Start of Material provided
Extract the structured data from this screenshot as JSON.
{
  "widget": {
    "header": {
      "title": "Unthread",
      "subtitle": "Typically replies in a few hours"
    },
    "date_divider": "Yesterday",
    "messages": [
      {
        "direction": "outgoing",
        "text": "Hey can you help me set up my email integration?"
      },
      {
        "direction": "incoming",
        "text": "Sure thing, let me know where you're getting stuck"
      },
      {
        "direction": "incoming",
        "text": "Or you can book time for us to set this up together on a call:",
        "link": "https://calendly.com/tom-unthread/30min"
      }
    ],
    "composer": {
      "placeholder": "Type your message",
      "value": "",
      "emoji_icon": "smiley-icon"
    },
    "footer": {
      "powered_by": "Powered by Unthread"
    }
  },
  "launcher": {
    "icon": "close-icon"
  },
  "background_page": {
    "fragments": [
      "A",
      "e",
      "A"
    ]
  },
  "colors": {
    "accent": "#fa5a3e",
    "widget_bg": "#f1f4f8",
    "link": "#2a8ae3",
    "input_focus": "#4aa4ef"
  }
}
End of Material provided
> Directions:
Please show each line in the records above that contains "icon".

> Completed task:
      "emoji_icon": "smiley-icon"
    "icon": "close-icon"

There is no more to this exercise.